The BJP’s electoral strategy in the Ajmer bypoll exemplifies that the cruelest derider of their message of development for all isn’t the Congress but they themselves. The conch blown before the campaign begins with an idea of all-inclusive development, and as the election date approaches, the party does an unreserved volte face and the ugly head of polarisation rears up. By abandoning all talk of development and the prime minister’s pet slogan – sabka saath sabka vikaas – the BJP disowns its most essential idea of development. It preaches an exclusivist ideology, which simultaneously segregates and integrates, divides and unites. This gives an impression that BJP’s social, economic and political policies are generally a mask, which is changed at appropriate moments to suit its political needs. The BJP has so far successfully employed this tactic to nullify caste equations with the powerful coalescing effect of identity-driven majoritarianism.
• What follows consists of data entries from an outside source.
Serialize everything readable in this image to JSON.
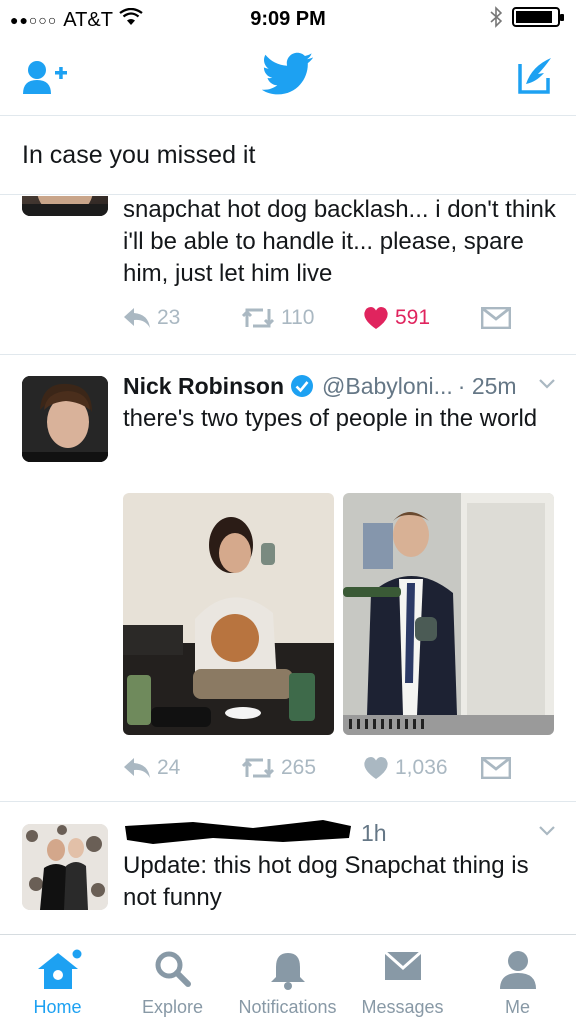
{
  "status_bar": {
    "carrier": "AT&T",
    "time": "9:09 PM",
    "signal_dots": "●●○○○"
  },
  "section_header": {
    "title": "In case you missed it"
  },
  "tweets": [
    {
      "text": "snapchat hot dog backlash... i don't think i'll be able to handle it... please, spare him, just let him live",
      "replies": "23",
      "retweets": "110",
      "likes": "591",
      "liked": true
    },
    {
      "name": "Nick Robinson",
      "handle": "@Babyloni...",
      "time": "· 25m",
      "verified": true,
      "text": "there's two types of people in the world",
      "replies": "24",
      "retweets": "265",
      "likes": "1,036",
      "liked": false
    },
    {
      "time": "1h",
      "text": "Update: this hot dog Snapchat thing is not funny"
    }
  ],
  "tabs": [
    {
      "label": "Home",
      "icon": "home-icon"
    },
    {
      "label": "Explore",
      "icon": "search-icon"
    },
    {
      "label": "Notifications",
      "icon": "bell-icon"
    },
    {
      "label": "Messages",
      "icon": "envelope-icon"
    },
    {
      "label": "Me",
      "icon": "person-icon"
    }
  ],
  "colors": {
    "accent": "#1da1f2",
    "like": "#e0245e",
    "muted": "#aab8c2",
    "text": "#14171a"
  }
}
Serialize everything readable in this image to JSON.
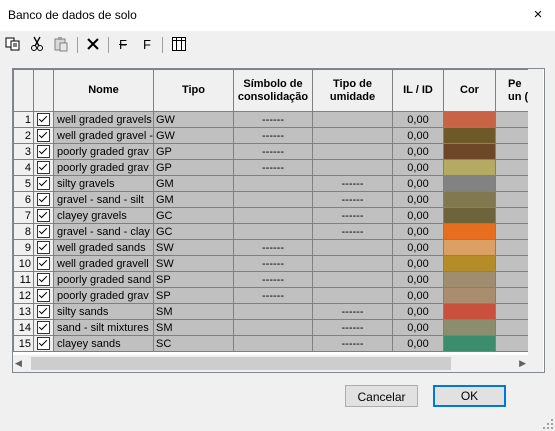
{
  "window": {
    "title": "Banco de dados de solo",
    "close_label": "×"
  },
  "toolbar": {
    "icons": [
      "copy-icon",
      "cut-icon",
      "paste-icon",
      "delete-icon",
      "filter-f-icon",
      "f-icon",
      "columns-icon"
    ],
    "f_label_1": "F",
    "f_label_2": "F"
  },
  "grid": {
    "headers": [
      "Nome",
      "Tipo",
      "Símbolo de consolidação",
      "Tipo de umidade",
      "IL / ID",
      "Cor",
      "Pe un (k"
    ],
    "rows": [
      {
        "n": "1",
        "nome": "well graded gravels",
        "tipo": "GW",
        "simb": "------",
        "umid": "",
        "il": "0,00",
        "cor": "#c86445"
      },
      {
        "n": "2",
        "nome": "well graded gravel -",
        "tipo": "GW",
        "simb": "------",
        "umid": "",
        "il": "0,00",
        "cor": "#6e5a28"
      },
      {
        "n": "3",
        "nome": "poorly graded grav",
        "tipo": "GP",
        "simb": "------",
        "umid": "",
        "il": "0,00",
        "cor": "#6e4628"
      },
      {
        "n": "4",
        "nome": "poorly graded grav",
        "tipo": "GP",
        "simb": "------",
        "umid": "",
        "il": "0,00",
        "cor": "#b4aa64"
      },
      {
        "n": "5",
        "nome": "silty gravels",
        "tipo": "GM",
        "simb": "",
        "umid": "------",
        "il": "0,00",
        "cor": "#828282"
      },
      {
        "n": "6",
        "nome": "gravel - sand - silt",
        "tipo": "GM",
        "simb": "",
        "umid": "------",
        "il": "0,00",
        "cor": "#827850"
      },
      {
        "n": "7",
        "nome": "clayey gravels",
        "tipo": "GC",
        "simb": "",
        "umid": "------",
        "il": "0,00",
        "cor": "#6e643c"
      },
      {
        "n": "8",
        "nome": "gravel - sand - clay",
        "tipo": "GC",
        "simb": "",
        "umid": "------",
        "il": "0,00",
        "cor": "#e66e1e"
      },
      {
        "n": "9",
        "nome": "well graded sands",
        "tipo": "SW",
        "simb": "------",
        "umid": "",
        "il": "0,00",
        "cor": "#dca064"
      },
      {
        "n": "10",
        "nome": "well graded gravell",
        "tipo": "SW",
        "simb": "------",
        "umid": "",
        "il": "0,00",
        "cor": "#b48c28"
      },
      {
        "n": "11",
        "nome": "poorly graded sand",
        "tipo": "SP",
        "simb": "------",
        "umid": "",
        "il": "0,00",
        "cor": "#a08c6e"
      },
      {
        "n": "12",
        "nome": "poorly graded grav",
        "tipo": "SP",
        "simb": "------",
        "umid": "",
        "il": "0,00",
        "cor": "#aa8c6e"
      },
      {
        "n": "13",
        "nome": "silty sands",
        "tipo": "SM",
        "simb": "",
        "umid": "------",
        "il": "0,00",
        "cor": "#c8503c"
      },
      {
        "n": "14",
        "nome": "sand - silt mixtures",
        "tipo": "SM",
        "simb": "",
        "umid": "------",
        "il": "0,00",
        "cor": "#8c8c6e"
      },
      {
        "n": "15",
        "nome": "clayey sands",
        "tipo": "SC",
        "simb": "",
        "umid": "------",
        "il": "0,00",
        "cor": "#3c8c6e"
      }
    ]
  },
  "buttons": {
    "cancel": "Cancelar",
    "ok": "OK"
  }
}
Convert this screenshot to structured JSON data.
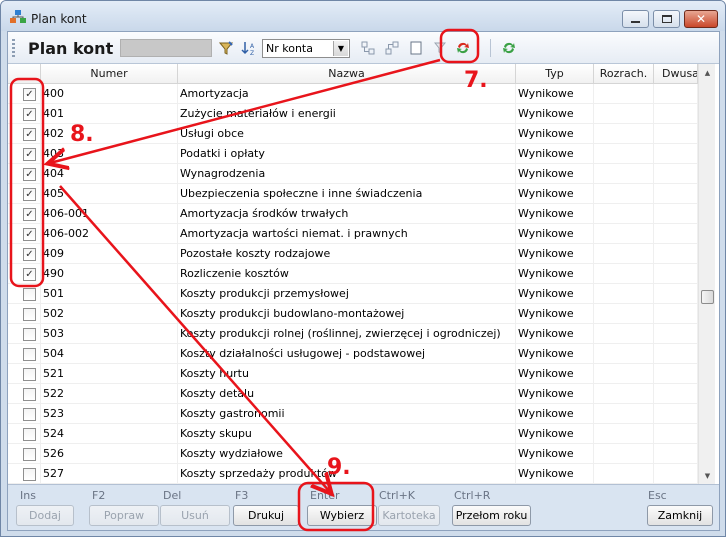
{
  "window": {
    "title": "Plan kont",
    "controls": [
      "minimize-icon",
      "maximize-icon",
      "close-icon"
    ]
  },
  "toolbar": {
    "title": "Plan kont",
    "search_value": "",
    "sort_select": "Nr konta",
    "icons": [
      "filter-icon",
      "sort-az-icon",
      "tree-expand-icon",
      "tree-collapse-icon",
      "blank-page-icon",
      "filter-clear-icon",
      "refresh-red-icon",
      "refresh-green-icon"
    ]
  },
  "grid": {
    "columns": [
      "",
      "Numer",
      "Nazwa",
      "Typ",
      "Rozrach.",
      "Dwusa"
    ],
    "rows": [
      {
        "checked": true,
        "numer": "400",
        "nazwa": "Amortyzacja",
        "typ": "Wynikowe"
      },
      {
        "checked": true,
        "numer": "401",
        "nazwa": "Zużycie materiałów i energii",
        "typ": "Wynikowe"
      },
      {
        "checked": true,
        "numer": "402",
        "nazwa": "Usługi obce",
        "typ": "Wynikowe"
      },
      {
        "checked": true,
        "numer": "403",
        "nazwa": "Podatki i opłaty",
        "typ": "Wynikowe"
      },
      {
        "checked": true,
        "numer": "404",
        "nazwa": "Wynagrodzenia",
        "typ": "Wynikowe"
      },
      {
        "checked": true,
        "numer": "405",
        "nazwa": "Ubezpieczenia społeczne i inne świadczenia",
        "typ": "Wynikowe"
      },
      {
        "checked": true,
        "numer": "406-001",
        "nazwa": "Amortyzacja środków trwałych",
        "typ": "Wynikowe"
      },
      {
        "checked": true,
        "numer": "406-002",
        "nazwa": "Amortyzacja wartości niemat. i prawnych",
        "typ": "Wynikowe"
      },
      {
        "checked": true,
        "numer": "409",
        "nazwa": "Pozostałe koszty rodzajowe",
        "typ": "Wynikowe"
      },
      {
        "checked": true,
        "numer": "490",
        "nazwa": "Rozliczenie kosztów",
        "typ": "Wynikowe"
      },
      {
        "checked": false,
        "numer": "501",
        "nazwa": "Koszty produkcji przemysłowej",
        "typ": "Wynikowe"
      },
      {
        "checked": false,
        "numer": "502",
        "nazwa": "Koszty produkcji budowlano-montażowej",
        "typ": "Wynikowe"
      },
      {
        "checked": false,
        "numer": "503",
        "nazwa": "Koszty produkcji rolnej (roślinnej, zwierzęcej i ogrodniczej)",
        "typ": "Wynikowe"
      },
      {
        "checked": false,
        "numer": "504",
        "nazwa": "Koszty działalności usługowej - podstawowej",
        "typ": "Wynikowe"
      },
      {
        "checked": false,
        "numer": "521",
        "nazwa": "Koszty hurtu",
        "typ": "Wynikowe"
      },
      {
        "checked": false,
        "numer": "522",
        "nazwa": "Koszty detalu",
        "typ": "Wynikowe"
      },
      {
        "checked": false,
        "numer": "523",
        "nazwa": "Koszty gastronomii",
        "typ": "Wynikowe"
      },
      {
        "checked": false,
        "numer": "524",
        "nazwa": "Koszty skupu",
        "typ": "Wynikowe"
      },
      {
        "checked": false,
        "numer": "526",
        "nazwa": "Koszty wydziałowe",
        "typ": "Wynikowe"
      },
      {
        "checked": false,
        "numer": "527",
        "nazwa": "Koszty sprzedaży produktów",
        "typ": "Wynikowe"
      }
    ]
  },
  "actions": [
    {
      "hint": "Ins",
      "label": "Dodaj",
      "enabled": false
    },
    {
      "hint": "F2",
      "label": "Popraw",
      "enabled": false
    },
    {
      "hint": "Del",
      "label": "Usuń",
      "enabled": false
    },
    {
      "hint": "F3",
      "label": "Drukuj",
      "enabled": true
    },
    {
      "hint": "Enter",
      "label": "Wybierz",
      "enabled": true
    },
    {
      "hint": "Ctrl+K",
      "label": "Kartoteka",
      "enabled": false
    },
    {
      "hint": "Ctrl+R",
      "label": "Przełom roku",
      "enabled": true
    },
    {
      "hint": "Esc",
      "label": "Zamknij",
      "enabled": true
    }
  ],
  "annotations": {
    "step7": "7.",
    "step8": "8.",
    "step9": "9.",
    "color": "#e8141b"
  },
  "colors": {
    "window_frame": "#cfdceb",
    "button_bar": "#d9e4f1",
    "highlight_red": "#e8141b"
  }
}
However, the victory of Congress in the Ajmer parliamentary bypoll signals the Rajasthan voter’s aversion towards the BJP’s message of polarisation.
The Congress countered the BJP with a positive campaign, providing an outline of an alternative empathetic model of governance, and exposing the various failures and false promises made by Raje government. It tapped into the growing resentment among the electorate over rising agrarian distress, arbitrary privatisation of key public infrastructure and strikes by doctors and revenue services staff demanding improved work conditions and salary benefits. Other key issues exercising the Ajmer voter’s mind this time included the underwhelming progress on the Smart City project, price rise and compliance challenges faced by the trading community owing to the poor implementation of the Goods and Services Tax.
Another key driver of the Congress’s victory was the leadership and popularity of state unit chief Sachin Pilot, who infused a sense of direction and confidence in the rank and file and mined the building-up mood for change in the electorate.
Clearly, the dynamism of Congress’s positive messaging obliterated the vile politics of polarisation. The BJP thought that by putting up the son of a deceased parliamentarian, it would garner sympathy votes of a particular caste and get the rest on board by resorting to divisive politics. The BJP was prompted to embrace the divisive formula which had yielded rich political dividends for them in Bihar, Uttar Pradesh and even Gujarat. But the electorate in Ajmer repudiated this strategy hands down.
The results in Ajmer, Alwar and Mandalgarh clearly show that the Raje government is on a sticky wicket. It is losing popularity and support considerably by the day. Perhaps, it’s time for Raje to remind herself of Shah’s claim regarding BJP promoting ‘politics of performance,’ which it very conveniently has chosen to forget. To conclude, a disgruntled young government in-service doctor in Ajmer assuredly shared his displeasure, saying, “Modi se bair nahin, Vasundhara teri khair nahin (We don’t oppose Modi, but won’t spare Vasundhara).”
Vandana Seth is a Research Scholar who covered the Ajmer bypoll.